**Exercise directions**:
If a line of the data below holds the word "handle", list it.

**Material to process**:
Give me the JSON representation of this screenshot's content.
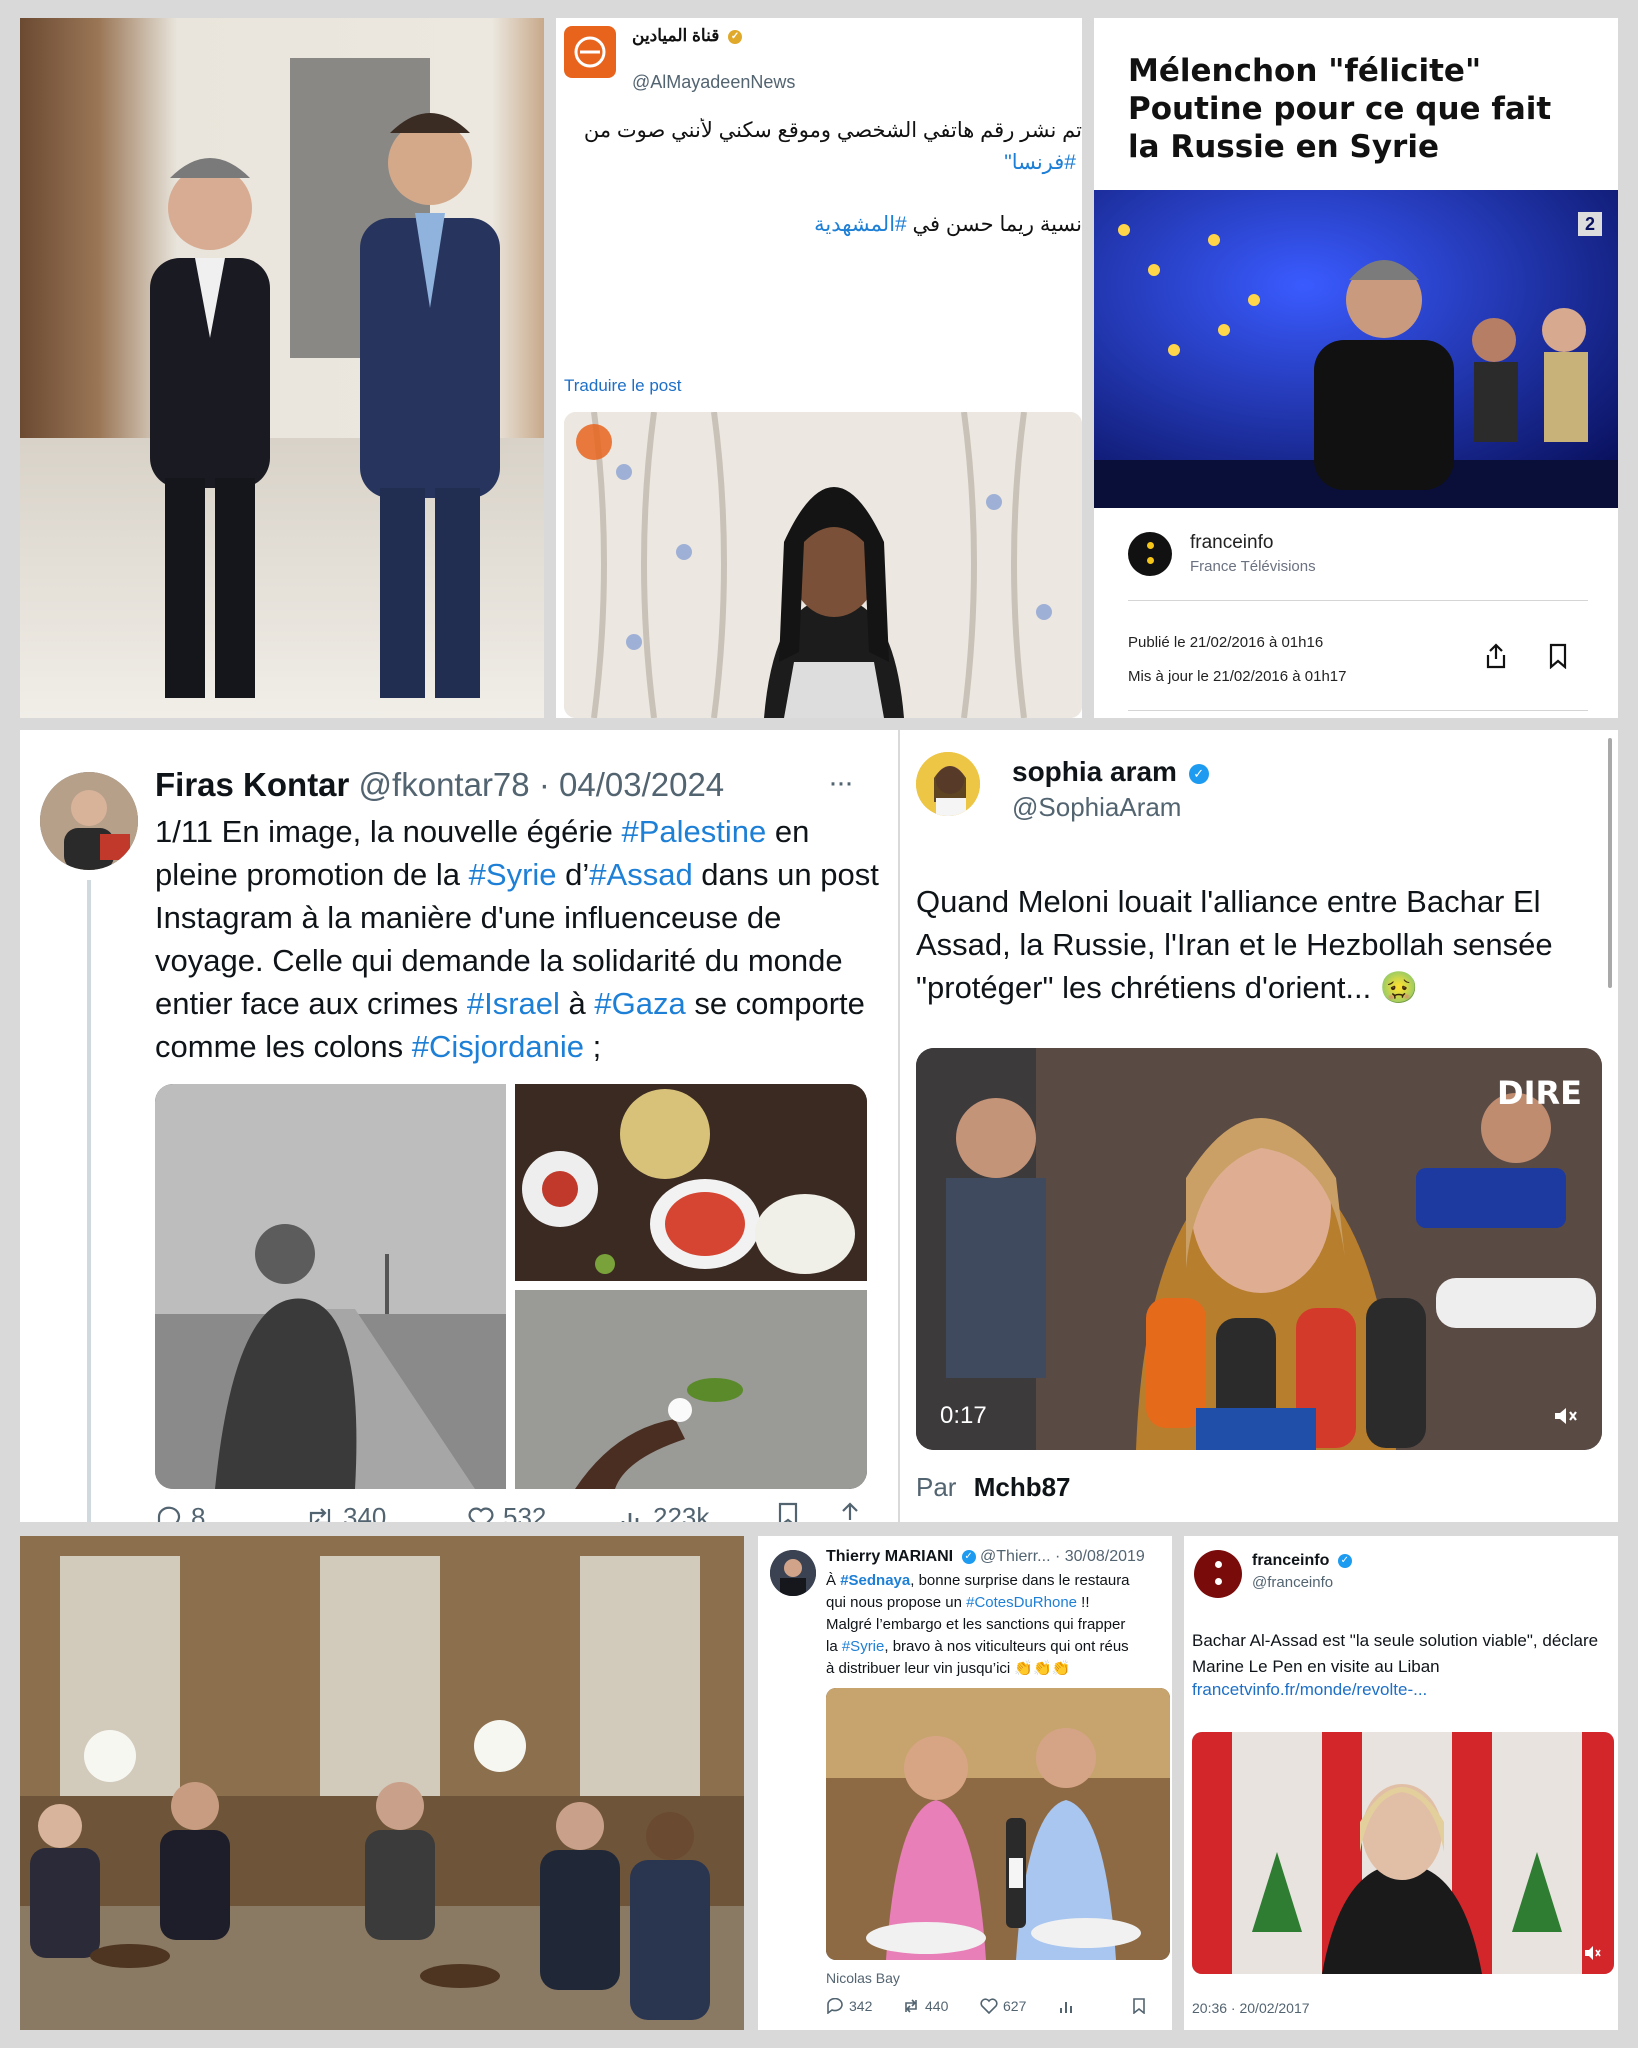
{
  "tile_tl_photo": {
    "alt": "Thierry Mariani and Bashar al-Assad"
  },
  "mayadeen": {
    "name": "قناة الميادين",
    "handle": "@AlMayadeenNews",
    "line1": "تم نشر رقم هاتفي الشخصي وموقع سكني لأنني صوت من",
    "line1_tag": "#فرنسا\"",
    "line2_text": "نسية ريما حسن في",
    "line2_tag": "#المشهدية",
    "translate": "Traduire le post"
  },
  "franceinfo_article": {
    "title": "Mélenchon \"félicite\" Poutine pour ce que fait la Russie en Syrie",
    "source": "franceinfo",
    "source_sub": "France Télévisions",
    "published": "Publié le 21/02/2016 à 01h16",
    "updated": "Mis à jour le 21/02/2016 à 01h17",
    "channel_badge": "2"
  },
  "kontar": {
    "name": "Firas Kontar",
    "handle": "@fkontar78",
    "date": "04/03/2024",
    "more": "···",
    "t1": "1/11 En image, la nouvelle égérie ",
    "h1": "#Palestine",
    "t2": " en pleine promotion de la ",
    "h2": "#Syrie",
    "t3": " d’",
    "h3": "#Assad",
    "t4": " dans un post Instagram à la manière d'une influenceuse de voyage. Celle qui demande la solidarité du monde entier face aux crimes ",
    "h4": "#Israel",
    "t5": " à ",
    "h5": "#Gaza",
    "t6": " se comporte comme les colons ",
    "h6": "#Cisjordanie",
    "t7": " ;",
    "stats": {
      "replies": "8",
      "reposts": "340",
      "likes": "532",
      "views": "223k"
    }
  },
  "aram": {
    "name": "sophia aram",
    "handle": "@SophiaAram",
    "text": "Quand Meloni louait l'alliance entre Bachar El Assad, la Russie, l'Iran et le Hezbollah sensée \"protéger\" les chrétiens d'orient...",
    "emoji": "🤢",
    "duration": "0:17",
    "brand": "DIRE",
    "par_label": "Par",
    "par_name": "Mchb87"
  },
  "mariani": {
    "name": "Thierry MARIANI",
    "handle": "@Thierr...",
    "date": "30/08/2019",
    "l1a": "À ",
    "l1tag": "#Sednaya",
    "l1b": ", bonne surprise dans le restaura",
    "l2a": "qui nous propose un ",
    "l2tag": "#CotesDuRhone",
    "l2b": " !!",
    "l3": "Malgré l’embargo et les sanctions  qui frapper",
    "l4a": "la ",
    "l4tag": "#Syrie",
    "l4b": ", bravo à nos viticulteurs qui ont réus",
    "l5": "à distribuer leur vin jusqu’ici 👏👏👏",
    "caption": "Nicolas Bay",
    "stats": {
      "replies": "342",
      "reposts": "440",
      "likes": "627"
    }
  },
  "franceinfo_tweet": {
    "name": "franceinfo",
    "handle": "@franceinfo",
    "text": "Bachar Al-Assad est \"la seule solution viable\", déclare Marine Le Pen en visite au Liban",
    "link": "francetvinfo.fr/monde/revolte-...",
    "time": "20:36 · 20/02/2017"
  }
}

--

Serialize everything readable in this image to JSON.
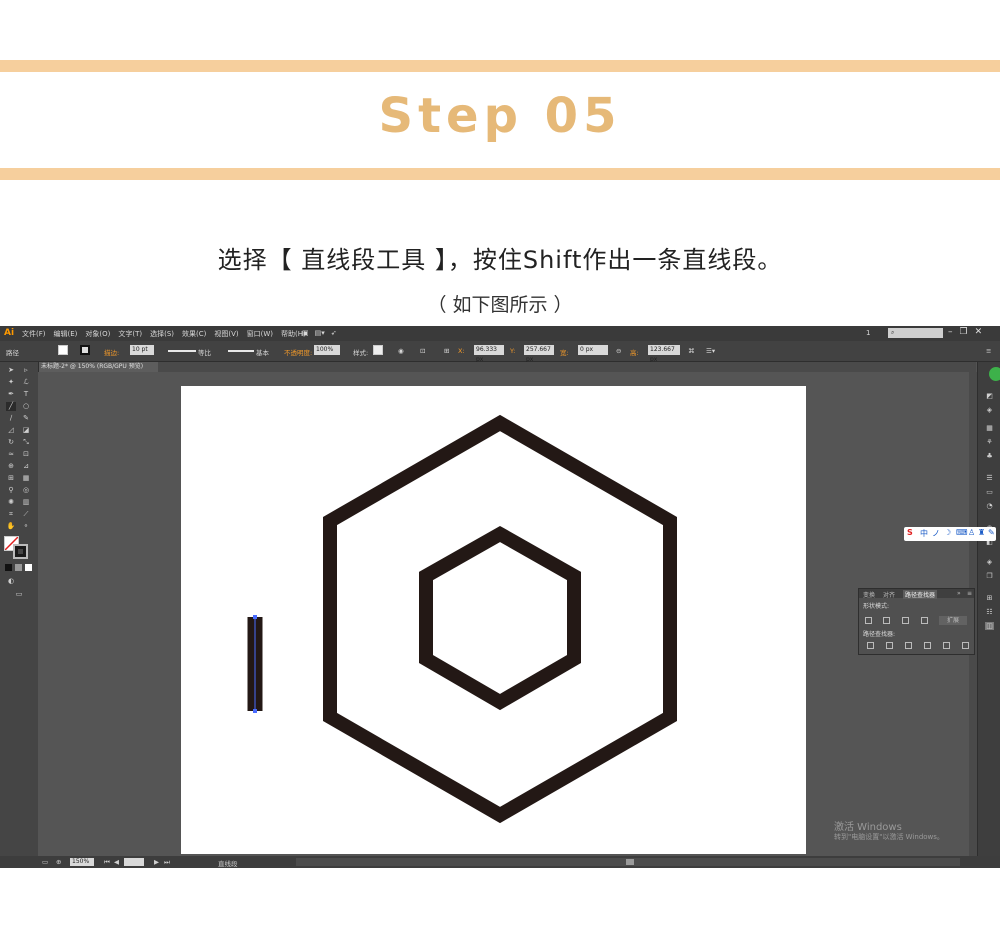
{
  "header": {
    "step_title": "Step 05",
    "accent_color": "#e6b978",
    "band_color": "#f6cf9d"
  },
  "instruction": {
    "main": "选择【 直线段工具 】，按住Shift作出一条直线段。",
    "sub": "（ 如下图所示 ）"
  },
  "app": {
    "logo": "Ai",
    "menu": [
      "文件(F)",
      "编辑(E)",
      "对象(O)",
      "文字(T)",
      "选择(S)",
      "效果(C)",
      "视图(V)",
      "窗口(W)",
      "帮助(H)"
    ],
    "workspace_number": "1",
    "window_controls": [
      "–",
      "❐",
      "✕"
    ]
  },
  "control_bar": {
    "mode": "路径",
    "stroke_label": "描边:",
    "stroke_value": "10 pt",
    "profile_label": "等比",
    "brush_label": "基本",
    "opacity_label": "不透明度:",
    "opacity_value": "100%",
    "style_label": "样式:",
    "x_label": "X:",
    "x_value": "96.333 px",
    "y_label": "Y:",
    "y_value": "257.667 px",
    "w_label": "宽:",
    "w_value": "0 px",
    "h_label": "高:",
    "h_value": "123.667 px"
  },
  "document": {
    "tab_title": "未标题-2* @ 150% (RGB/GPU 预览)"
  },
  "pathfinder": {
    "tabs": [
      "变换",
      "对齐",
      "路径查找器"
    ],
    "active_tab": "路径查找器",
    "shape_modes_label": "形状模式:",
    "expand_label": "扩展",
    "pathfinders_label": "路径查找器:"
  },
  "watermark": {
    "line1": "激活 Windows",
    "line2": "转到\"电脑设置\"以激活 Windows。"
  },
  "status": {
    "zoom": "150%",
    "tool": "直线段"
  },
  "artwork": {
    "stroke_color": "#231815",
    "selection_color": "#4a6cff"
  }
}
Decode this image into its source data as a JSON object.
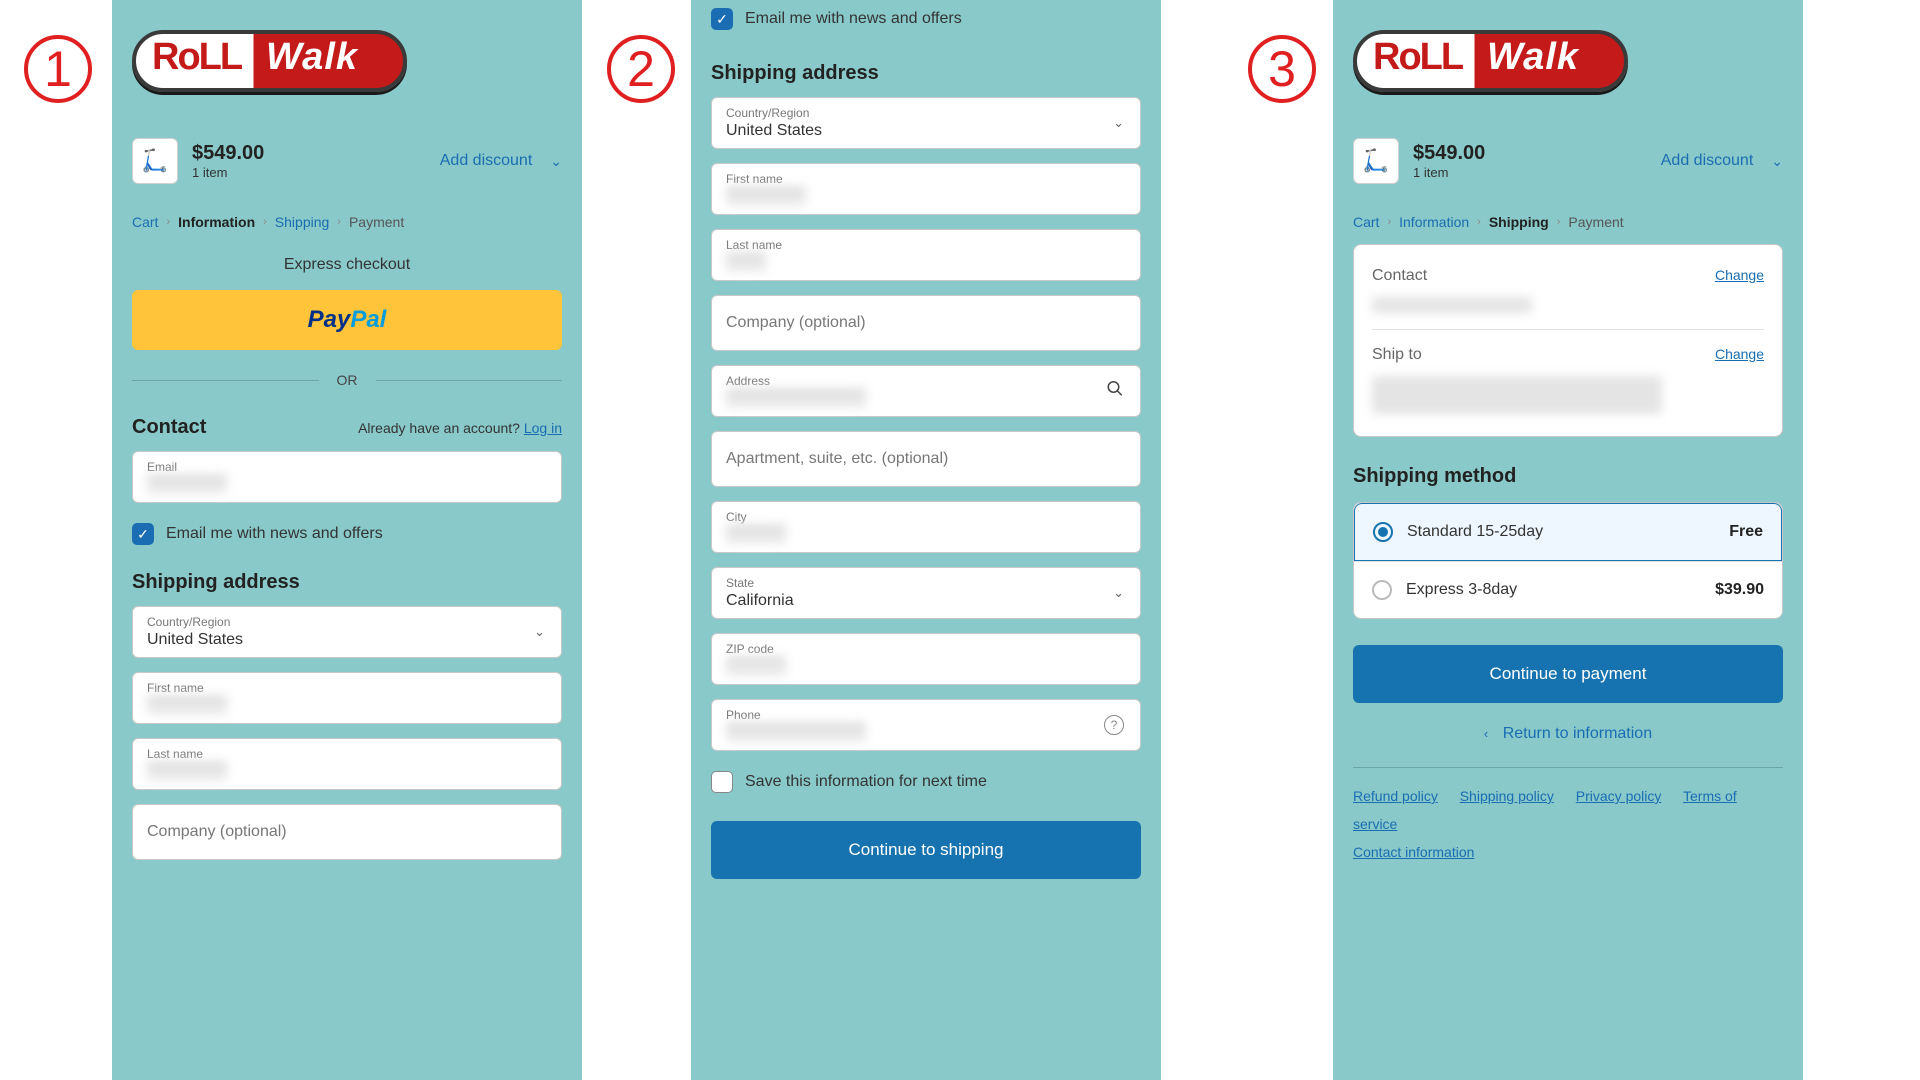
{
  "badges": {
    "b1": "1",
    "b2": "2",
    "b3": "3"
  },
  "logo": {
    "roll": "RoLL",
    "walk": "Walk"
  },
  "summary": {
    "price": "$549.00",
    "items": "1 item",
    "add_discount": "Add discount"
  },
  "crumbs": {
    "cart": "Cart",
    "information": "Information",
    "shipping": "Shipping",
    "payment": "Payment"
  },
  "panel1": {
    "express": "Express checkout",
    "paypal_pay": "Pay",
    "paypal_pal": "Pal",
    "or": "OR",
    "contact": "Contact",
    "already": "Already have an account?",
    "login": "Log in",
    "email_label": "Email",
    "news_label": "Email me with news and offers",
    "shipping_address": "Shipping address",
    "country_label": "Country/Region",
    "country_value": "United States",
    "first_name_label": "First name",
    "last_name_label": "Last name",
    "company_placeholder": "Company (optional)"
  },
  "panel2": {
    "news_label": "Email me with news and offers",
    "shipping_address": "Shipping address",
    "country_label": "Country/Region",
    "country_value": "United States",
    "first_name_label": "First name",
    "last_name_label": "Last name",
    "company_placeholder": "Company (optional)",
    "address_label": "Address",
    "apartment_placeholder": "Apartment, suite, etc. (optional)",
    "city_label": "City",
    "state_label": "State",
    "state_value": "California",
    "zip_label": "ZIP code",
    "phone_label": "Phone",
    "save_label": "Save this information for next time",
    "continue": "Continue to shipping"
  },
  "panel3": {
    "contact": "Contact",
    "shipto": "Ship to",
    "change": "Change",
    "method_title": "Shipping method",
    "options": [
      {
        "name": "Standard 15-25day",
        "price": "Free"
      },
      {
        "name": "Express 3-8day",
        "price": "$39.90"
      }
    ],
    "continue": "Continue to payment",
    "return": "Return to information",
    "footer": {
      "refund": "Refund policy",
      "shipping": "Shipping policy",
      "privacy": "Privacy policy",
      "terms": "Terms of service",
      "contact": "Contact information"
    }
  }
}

**Solution**:
    "handle": "@AlMayadeenNews",
    "handle": "@fkontar78",
    "handle": "@SophiaAram",
    "handle": "@Thierr...",
    "handle": "@franceinfo",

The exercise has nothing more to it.